(Raw data)

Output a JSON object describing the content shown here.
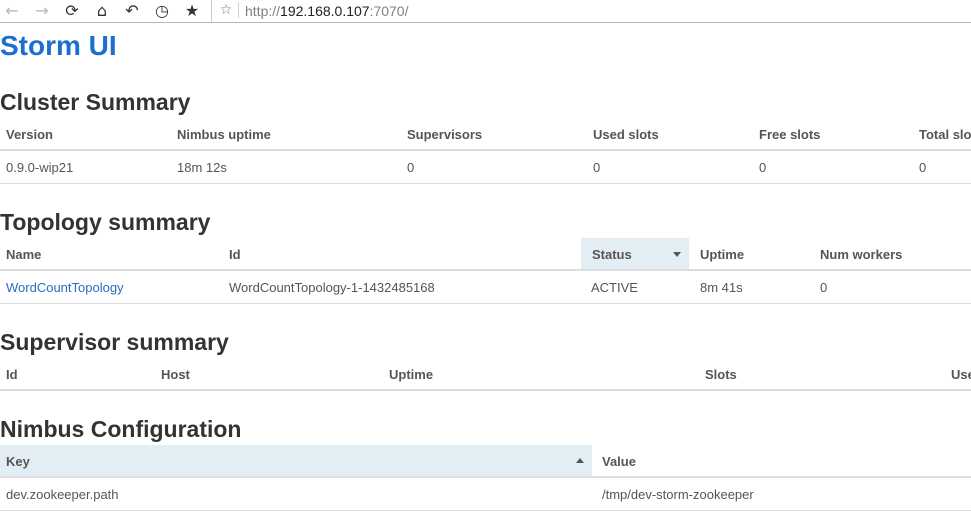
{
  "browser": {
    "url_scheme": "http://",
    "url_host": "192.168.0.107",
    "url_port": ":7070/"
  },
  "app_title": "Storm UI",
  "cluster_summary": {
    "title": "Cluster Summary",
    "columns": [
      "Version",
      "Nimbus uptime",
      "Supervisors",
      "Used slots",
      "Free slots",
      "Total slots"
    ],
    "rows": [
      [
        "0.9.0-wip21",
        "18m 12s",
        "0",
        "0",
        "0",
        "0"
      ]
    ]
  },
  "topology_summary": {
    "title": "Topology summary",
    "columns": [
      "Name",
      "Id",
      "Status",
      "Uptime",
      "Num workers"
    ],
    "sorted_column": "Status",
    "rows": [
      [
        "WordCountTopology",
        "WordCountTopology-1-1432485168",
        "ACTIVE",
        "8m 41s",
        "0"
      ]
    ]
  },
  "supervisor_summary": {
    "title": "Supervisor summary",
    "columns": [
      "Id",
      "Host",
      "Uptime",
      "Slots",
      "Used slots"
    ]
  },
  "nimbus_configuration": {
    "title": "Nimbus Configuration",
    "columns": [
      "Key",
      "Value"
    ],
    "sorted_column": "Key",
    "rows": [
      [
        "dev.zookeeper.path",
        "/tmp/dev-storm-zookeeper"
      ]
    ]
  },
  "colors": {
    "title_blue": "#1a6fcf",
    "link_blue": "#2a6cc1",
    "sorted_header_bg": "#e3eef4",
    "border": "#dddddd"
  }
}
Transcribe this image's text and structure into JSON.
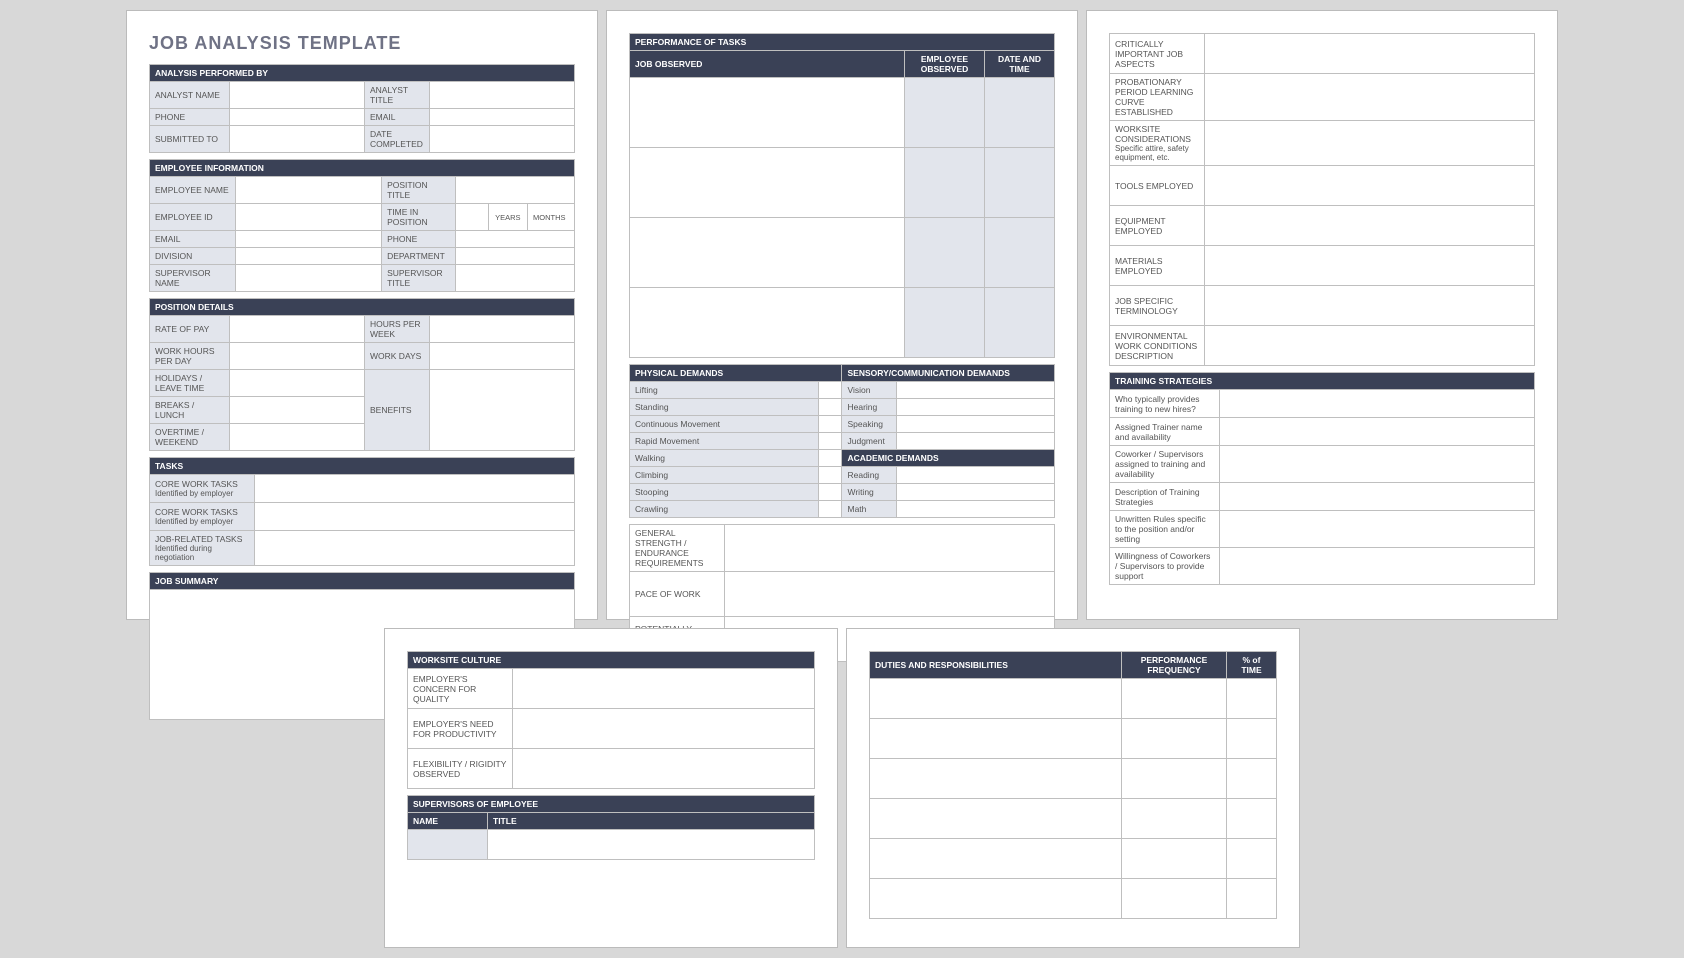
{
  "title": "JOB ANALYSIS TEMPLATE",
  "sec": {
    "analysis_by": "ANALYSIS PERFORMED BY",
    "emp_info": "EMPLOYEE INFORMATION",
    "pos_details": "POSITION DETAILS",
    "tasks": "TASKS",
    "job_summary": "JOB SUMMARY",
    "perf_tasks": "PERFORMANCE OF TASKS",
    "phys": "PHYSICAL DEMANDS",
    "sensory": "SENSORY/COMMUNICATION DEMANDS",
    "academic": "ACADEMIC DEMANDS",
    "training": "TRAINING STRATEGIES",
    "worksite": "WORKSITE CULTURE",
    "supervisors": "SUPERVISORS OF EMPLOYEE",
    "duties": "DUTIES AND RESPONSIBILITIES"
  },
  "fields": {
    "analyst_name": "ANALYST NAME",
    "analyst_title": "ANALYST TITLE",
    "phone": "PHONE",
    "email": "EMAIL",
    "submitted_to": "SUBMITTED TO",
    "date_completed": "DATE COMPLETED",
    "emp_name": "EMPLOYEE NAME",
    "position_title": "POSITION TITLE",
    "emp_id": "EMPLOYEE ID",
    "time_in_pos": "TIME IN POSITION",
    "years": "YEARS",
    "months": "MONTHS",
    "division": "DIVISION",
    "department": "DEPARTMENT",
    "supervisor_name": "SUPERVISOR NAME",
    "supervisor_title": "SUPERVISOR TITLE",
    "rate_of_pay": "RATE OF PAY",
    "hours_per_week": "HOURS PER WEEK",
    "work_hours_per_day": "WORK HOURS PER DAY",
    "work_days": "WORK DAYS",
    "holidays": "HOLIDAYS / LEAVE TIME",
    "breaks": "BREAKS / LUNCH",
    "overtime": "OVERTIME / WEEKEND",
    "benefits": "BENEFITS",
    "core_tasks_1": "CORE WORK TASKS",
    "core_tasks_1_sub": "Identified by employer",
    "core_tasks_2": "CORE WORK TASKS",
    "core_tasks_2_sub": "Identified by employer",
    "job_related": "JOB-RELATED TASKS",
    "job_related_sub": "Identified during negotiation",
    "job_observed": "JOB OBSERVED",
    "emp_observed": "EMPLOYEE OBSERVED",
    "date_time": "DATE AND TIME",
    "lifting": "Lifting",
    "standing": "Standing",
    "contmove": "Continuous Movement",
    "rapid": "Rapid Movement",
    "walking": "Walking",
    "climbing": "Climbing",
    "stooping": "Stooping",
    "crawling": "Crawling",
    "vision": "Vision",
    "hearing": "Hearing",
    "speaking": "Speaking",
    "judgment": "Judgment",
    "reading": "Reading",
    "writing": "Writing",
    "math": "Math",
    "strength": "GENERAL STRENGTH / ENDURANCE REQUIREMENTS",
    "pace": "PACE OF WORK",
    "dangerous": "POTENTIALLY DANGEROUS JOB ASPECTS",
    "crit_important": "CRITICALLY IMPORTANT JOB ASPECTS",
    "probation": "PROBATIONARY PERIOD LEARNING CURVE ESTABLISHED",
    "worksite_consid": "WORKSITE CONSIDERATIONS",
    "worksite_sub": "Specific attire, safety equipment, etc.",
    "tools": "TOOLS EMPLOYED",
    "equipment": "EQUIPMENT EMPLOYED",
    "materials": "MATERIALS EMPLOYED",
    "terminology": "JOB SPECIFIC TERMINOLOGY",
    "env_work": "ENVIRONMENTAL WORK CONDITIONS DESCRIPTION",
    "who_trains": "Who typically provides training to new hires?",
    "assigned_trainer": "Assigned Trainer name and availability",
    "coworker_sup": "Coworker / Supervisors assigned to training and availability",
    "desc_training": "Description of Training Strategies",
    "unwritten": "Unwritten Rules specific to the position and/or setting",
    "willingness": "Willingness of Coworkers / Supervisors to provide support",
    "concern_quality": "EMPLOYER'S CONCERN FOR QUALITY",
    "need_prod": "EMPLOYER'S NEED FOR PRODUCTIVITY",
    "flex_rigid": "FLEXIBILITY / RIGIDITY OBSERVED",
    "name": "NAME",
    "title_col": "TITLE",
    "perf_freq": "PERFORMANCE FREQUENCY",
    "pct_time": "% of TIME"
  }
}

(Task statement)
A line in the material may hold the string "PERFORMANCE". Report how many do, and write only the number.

(Your solution)
2